According to the CDC, birth defects affect 1 in 33 babies in the US every year, and 18 babies die each day as a result of a birth defect. Some are caused by genetic factors such as Down syndrome or sickle cell anemia. Others are caused by certain chemicals or drugs, including alcohol and tobacco. Unfortunately, however, the cause of many birth defects is not yet known.
While not all birth defects are preventable, ob-gyns know the importance of becoming as healthy as possible before pregnancy. Most birth defects occur during the first trimester, a time when some women may not know that they are pregnant. In addition, the CDC estimates half of all US pregnancies are unplanned. This makes it critical for ob-gyns to encourage good health in all our patients of reproductive age.
How can women best care for themselves so they’ll be prepared for pregnancy?
- Avoid alcohol, tobacco, and illegal drug use
- Maintain a healthy weight
- Limit exposure to toxic agents such as mercury and lead
- Take a daily multivitamin including 400 micrograms of folic acid and no more than 5,000 international units of vitamin A
Most importantly, women considering becoming pregnant should visit their ob-gyn for a preconception care check-up. These check-ups allow ob-gyns to discuss the patient’s risk factors for birth defects and how to best manage them, including family history, preexisting medical conditions, and current prescriptions or other medicines. It is also an opportunity to discuss ways to reduce the risk of infection during pregnancy, including immunizations.
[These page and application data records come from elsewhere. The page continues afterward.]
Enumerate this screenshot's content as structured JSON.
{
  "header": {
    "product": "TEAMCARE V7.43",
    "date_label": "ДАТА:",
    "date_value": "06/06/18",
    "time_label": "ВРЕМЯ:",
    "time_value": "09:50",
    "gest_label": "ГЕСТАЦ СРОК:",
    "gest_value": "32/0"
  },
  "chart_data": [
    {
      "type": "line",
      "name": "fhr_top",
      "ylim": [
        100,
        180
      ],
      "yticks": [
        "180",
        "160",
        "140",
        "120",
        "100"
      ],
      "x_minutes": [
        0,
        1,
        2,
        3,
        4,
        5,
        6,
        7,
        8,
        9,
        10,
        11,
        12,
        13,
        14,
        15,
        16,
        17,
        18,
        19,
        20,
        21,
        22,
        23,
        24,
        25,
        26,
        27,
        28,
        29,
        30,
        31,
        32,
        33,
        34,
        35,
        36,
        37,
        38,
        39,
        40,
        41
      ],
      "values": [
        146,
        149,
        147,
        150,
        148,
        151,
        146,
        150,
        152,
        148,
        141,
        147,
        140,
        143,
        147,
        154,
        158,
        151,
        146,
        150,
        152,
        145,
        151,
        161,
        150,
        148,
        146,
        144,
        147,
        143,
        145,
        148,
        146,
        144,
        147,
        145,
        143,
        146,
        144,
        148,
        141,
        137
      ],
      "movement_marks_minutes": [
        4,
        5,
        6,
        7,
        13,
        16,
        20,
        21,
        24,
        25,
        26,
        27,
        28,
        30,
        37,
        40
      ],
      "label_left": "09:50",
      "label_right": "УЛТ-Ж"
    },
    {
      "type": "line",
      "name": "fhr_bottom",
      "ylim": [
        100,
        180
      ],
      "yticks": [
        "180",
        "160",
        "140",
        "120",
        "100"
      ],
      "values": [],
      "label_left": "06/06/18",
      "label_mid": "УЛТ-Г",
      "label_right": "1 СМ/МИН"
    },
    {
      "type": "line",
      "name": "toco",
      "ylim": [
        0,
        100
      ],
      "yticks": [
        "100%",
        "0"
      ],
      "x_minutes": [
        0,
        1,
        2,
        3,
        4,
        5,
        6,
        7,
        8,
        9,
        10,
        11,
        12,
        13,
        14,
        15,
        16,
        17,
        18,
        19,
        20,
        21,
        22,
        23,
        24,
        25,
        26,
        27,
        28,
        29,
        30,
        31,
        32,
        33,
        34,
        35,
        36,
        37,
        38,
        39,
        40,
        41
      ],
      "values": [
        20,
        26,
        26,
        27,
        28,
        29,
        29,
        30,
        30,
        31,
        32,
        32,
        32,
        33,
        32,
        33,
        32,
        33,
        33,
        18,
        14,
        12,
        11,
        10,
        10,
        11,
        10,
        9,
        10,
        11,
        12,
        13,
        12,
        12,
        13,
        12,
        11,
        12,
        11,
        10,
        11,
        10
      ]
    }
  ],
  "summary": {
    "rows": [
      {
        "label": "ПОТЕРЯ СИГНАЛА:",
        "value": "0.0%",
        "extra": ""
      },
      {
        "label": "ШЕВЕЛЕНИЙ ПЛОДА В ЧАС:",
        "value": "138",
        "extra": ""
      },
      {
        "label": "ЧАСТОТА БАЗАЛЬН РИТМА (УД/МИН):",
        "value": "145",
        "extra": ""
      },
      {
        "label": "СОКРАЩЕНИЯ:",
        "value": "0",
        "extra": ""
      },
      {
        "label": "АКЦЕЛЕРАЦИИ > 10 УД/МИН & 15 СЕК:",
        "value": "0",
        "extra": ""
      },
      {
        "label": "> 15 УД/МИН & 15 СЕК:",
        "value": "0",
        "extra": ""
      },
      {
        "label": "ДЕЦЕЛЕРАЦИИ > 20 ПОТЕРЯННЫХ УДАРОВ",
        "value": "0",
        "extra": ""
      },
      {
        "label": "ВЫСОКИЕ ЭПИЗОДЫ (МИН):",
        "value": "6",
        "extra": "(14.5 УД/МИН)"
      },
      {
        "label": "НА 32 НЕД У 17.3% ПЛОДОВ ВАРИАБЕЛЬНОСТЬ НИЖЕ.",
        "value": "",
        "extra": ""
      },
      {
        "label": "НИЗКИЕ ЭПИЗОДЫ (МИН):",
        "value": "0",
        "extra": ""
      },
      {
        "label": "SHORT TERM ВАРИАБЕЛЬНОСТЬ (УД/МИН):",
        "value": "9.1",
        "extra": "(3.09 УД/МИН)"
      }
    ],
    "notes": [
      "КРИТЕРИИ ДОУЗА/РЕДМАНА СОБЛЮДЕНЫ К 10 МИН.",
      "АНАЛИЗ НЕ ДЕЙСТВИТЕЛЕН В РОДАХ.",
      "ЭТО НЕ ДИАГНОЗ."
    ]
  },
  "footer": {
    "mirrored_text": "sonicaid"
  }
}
ACOG’s patient FAQs “Good Health Before Pregnancy: Preconception Care” and “Reducing Risks of Birth Defects” are great resources to share with your patients. This month, help spread the word about the importance of preconception care for preventing birth defects.